Indeed, the biggest titans in the industry are no-shows across the board at the Consumer Electronics Show. Noticeably missing from these crowded halls are Apple, Google, Amazon, and Facebook, which all devote much more attention to crafting meticulously planned in-house events and product announcements. (Facebook just announced one for January 15, in fact.) Microsoft's Surface tablet unveiling and the launch events for Windows 8 and Windows Phone 8 show the company swerving down a similarly monolithic path.
Chit-chat from OEMs who are actually at CES suggests that they may be holding back their big guns for February's Mobile World Conference in Barcelona, strengthening the theory that the glitziest electronic show on earth may not be the best place to announce flagship mobile or PC products. (Microsoft launched the first Windows 8 Consumer Preview at MWC 2012.) LG showed off an NFC-enabled washing machine, but said its new smartphones won't be unveiled until MWC. Likewise, Asus' somewhat lackluster CES booth is basically a placeholder in advance of a "huge" MWC for the company. Samsung uttered similar remarks to The Inquirer, explaining its decision to highlight fridges with Evernote integration rather than kick-ass mobile devices. So that's where all the smartphones have disappeared to!
While Microsoft may indeed be missing a high-profile opportunity to beat the Windows 8 drum firsthand, the company's partners are doing a bang-up job in its stead—and the fact that those same OEMs are holding back their own high-profile product announcements for more tightly focused events proves that Microsoft's absence at CES may just say more about the trade show's role going forward than it says about the absent software giant.
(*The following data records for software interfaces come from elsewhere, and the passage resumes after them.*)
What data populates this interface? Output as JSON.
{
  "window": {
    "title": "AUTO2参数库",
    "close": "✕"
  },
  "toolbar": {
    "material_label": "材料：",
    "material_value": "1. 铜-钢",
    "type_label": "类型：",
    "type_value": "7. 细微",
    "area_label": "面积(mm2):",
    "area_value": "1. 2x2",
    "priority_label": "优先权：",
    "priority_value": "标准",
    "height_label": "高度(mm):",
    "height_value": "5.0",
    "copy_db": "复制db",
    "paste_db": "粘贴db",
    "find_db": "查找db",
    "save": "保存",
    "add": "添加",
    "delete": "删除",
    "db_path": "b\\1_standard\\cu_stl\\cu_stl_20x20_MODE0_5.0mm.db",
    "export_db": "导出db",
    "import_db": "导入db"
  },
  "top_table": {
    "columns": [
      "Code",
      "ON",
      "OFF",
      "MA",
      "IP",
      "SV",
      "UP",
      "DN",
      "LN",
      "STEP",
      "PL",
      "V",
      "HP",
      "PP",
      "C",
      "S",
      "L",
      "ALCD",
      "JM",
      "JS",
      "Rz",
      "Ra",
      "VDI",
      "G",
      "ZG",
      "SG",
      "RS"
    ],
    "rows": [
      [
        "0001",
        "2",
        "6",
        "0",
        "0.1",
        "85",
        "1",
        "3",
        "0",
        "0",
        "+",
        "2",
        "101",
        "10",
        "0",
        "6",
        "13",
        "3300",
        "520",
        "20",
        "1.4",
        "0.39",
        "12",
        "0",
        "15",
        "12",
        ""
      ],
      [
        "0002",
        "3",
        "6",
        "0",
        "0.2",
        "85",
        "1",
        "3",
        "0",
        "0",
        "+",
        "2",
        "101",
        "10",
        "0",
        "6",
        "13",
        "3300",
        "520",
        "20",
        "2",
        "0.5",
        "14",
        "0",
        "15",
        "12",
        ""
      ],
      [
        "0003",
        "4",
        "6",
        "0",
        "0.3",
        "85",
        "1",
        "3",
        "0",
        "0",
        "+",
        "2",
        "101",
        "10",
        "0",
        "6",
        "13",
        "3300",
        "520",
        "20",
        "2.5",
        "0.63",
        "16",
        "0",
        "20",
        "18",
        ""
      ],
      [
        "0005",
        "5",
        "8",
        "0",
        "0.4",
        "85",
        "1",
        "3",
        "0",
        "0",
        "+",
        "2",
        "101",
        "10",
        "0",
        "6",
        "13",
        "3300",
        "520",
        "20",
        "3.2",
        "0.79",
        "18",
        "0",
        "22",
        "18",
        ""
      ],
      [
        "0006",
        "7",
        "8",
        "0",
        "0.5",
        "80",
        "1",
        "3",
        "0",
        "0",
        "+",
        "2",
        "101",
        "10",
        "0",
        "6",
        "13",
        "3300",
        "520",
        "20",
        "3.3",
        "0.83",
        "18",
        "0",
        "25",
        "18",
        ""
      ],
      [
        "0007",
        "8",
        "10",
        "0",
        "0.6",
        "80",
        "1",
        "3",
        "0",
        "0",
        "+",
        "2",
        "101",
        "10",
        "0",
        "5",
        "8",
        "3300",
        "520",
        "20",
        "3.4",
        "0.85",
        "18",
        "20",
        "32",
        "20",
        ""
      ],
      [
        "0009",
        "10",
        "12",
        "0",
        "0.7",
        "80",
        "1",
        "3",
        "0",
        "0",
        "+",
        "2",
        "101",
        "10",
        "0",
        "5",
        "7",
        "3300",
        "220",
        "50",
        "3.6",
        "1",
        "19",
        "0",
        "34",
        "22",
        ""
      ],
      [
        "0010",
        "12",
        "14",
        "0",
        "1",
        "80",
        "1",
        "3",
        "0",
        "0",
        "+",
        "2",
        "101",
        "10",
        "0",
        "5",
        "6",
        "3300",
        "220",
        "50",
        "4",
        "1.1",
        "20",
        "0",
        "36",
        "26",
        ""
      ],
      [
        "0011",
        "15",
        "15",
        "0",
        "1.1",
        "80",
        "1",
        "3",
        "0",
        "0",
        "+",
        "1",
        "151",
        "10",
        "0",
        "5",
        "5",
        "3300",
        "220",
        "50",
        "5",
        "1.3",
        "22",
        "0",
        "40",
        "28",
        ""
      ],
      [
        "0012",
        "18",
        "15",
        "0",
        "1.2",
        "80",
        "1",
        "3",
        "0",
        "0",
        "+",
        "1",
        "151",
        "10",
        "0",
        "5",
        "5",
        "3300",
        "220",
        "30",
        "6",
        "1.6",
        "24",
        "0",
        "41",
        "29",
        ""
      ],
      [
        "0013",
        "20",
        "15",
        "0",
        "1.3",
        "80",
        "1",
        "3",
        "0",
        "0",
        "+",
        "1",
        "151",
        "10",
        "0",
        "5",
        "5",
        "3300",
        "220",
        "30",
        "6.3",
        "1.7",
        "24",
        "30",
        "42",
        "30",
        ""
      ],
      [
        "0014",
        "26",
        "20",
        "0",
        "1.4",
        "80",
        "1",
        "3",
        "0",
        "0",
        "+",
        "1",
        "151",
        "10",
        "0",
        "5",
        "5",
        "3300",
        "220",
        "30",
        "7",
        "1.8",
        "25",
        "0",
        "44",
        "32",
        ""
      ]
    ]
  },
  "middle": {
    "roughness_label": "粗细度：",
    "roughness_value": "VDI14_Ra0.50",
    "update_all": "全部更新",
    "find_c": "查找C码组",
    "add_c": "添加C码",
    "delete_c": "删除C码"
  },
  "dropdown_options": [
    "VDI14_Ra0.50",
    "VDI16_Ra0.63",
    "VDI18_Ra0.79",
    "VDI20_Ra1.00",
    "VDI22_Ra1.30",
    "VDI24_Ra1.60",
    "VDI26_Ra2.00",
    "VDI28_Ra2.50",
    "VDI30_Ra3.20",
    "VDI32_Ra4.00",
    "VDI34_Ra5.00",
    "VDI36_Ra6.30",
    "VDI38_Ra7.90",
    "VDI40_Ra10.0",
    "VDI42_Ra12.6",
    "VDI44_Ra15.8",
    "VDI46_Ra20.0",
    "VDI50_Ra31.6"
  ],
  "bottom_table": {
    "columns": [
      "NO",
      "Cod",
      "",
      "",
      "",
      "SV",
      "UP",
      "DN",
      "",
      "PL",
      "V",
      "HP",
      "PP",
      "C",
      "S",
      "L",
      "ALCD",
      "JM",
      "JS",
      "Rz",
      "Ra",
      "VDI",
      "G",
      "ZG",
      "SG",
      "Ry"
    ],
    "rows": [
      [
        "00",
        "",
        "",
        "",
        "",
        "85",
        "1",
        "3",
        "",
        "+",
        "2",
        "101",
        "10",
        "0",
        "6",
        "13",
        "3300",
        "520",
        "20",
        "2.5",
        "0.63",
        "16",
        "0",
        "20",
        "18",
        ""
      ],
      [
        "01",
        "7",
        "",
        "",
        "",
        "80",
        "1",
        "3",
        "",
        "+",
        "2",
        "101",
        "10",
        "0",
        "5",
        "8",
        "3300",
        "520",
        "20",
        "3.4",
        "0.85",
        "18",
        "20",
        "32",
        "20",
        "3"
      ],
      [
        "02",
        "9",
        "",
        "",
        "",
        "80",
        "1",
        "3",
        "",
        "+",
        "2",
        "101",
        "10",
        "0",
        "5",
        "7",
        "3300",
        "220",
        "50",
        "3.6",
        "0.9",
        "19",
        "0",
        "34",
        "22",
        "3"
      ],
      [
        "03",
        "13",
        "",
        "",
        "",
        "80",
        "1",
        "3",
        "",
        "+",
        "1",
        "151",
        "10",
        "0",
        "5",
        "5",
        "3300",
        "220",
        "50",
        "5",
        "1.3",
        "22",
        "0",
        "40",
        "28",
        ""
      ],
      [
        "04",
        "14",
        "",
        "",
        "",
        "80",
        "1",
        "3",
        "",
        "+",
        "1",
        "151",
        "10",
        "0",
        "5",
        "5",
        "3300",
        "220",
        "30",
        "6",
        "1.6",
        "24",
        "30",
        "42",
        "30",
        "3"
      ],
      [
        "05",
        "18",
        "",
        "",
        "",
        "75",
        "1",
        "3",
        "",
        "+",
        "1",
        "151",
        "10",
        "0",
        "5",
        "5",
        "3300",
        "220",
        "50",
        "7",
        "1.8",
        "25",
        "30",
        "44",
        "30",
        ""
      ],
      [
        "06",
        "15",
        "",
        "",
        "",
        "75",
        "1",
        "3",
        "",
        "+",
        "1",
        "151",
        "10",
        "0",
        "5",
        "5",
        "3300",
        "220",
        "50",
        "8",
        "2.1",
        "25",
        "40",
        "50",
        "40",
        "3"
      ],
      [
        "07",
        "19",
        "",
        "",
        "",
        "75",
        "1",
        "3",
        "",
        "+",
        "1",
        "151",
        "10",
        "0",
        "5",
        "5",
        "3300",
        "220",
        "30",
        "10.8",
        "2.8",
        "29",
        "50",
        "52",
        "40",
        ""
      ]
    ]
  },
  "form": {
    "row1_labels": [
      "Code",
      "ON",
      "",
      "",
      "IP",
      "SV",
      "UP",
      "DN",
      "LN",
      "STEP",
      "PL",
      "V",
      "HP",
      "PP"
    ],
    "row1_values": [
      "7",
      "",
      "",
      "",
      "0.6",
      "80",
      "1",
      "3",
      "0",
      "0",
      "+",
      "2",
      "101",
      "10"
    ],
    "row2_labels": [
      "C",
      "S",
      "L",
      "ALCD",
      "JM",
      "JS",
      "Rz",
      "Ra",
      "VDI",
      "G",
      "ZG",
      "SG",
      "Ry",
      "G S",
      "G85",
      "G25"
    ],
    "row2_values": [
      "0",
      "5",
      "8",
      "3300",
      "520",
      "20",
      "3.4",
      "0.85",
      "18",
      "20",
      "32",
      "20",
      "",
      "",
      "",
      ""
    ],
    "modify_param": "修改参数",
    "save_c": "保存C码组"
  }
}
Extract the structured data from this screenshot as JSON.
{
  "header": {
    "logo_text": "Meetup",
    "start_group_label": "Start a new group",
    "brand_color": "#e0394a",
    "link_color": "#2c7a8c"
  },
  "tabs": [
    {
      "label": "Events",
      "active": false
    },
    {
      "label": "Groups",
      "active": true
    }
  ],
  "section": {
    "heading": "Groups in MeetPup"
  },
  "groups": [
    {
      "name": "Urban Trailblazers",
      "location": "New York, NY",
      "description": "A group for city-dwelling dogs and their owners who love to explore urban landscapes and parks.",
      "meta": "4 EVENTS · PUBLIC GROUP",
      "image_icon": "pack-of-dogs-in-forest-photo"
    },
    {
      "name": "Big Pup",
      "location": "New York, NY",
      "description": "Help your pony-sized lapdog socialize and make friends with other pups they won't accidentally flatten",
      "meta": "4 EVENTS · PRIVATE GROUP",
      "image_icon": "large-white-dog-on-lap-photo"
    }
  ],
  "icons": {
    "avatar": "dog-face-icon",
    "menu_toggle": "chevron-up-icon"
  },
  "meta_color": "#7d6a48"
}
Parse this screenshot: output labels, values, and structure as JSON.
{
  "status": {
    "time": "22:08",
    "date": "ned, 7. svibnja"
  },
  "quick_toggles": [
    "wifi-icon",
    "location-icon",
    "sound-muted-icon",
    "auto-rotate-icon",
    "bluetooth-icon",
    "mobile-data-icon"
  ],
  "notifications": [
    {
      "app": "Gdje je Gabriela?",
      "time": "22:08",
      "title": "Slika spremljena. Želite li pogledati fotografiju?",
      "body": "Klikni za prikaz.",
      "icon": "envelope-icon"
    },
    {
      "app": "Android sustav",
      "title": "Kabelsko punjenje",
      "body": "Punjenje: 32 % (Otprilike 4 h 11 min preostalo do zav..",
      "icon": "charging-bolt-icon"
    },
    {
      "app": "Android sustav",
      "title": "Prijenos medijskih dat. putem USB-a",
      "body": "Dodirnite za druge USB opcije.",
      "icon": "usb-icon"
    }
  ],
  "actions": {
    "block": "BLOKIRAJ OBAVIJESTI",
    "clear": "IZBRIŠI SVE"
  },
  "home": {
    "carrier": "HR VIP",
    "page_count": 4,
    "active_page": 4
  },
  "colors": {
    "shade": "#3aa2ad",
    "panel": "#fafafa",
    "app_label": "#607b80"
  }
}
CES ain't dying anytime soon, but it's no longer necessarily the premier event for the PC ecosystem. App-powered appliances, though—that's a different story.